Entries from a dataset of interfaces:

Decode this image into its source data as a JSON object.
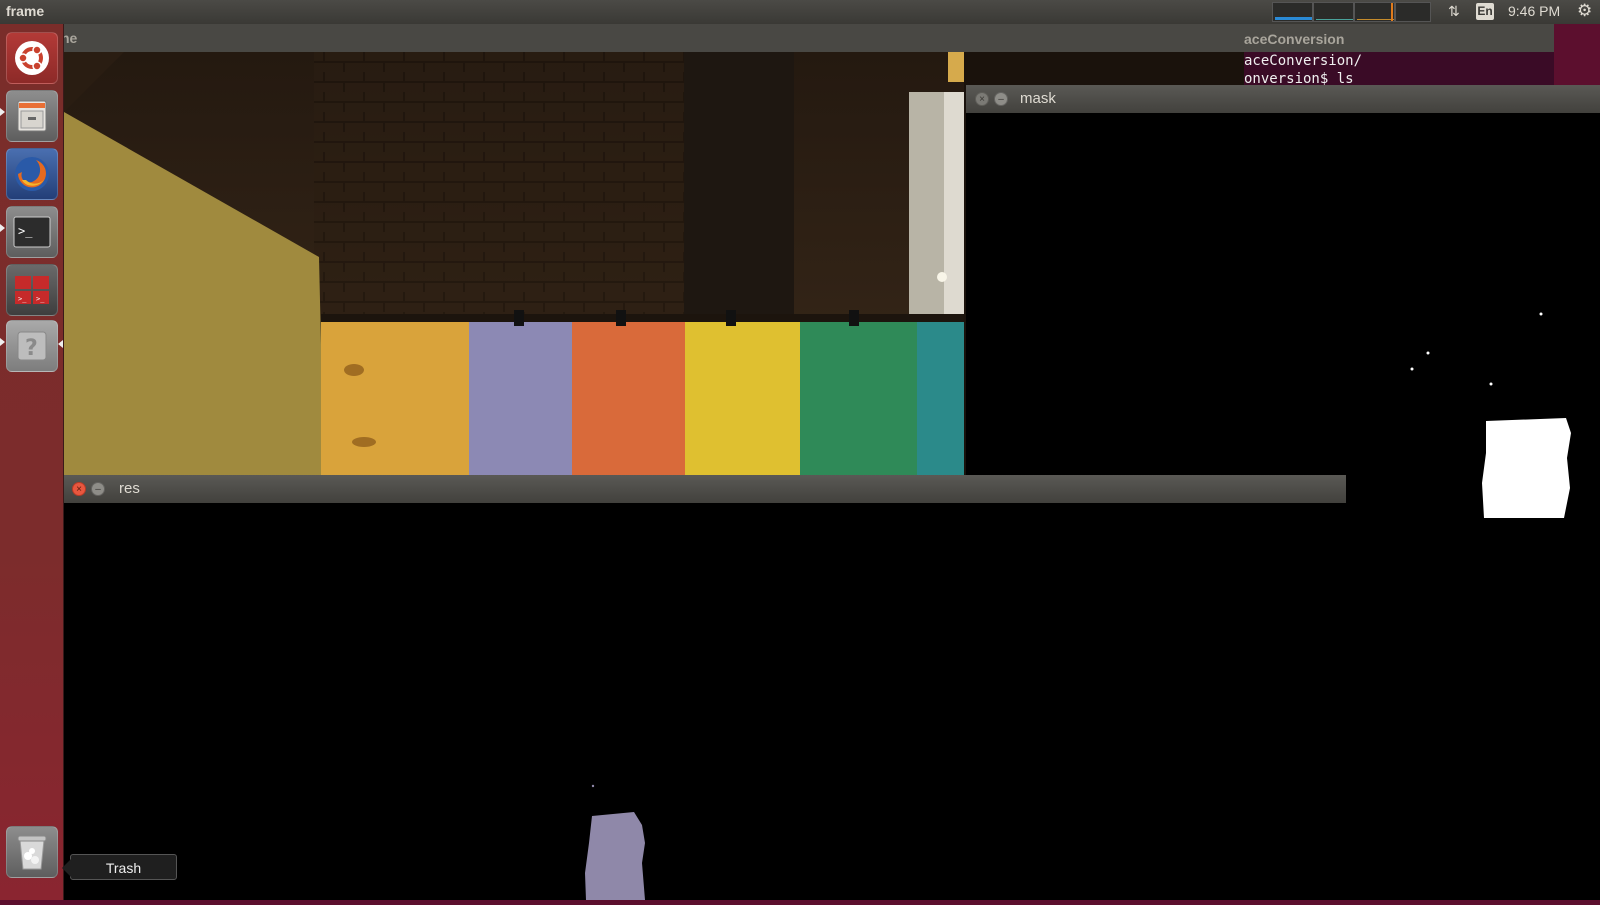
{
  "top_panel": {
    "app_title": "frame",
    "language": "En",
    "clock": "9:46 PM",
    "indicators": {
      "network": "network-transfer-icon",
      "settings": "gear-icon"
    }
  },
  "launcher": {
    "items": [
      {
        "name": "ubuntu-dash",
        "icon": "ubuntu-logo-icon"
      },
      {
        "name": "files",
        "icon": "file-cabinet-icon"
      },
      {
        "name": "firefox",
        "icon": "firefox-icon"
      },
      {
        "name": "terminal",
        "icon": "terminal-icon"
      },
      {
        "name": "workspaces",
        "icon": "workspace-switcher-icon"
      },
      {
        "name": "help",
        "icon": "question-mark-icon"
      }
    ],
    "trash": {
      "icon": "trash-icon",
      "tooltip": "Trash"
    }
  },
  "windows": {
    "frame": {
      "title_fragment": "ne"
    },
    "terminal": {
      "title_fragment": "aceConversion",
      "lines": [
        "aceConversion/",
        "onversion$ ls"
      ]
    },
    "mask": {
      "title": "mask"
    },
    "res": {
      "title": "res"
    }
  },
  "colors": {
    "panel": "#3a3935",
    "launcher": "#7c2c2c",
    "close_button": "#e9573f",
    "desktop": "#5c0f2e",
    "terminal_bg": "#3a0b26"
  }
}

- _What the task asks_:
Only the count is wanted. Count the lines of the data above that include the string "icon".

- _Exercise response_:
9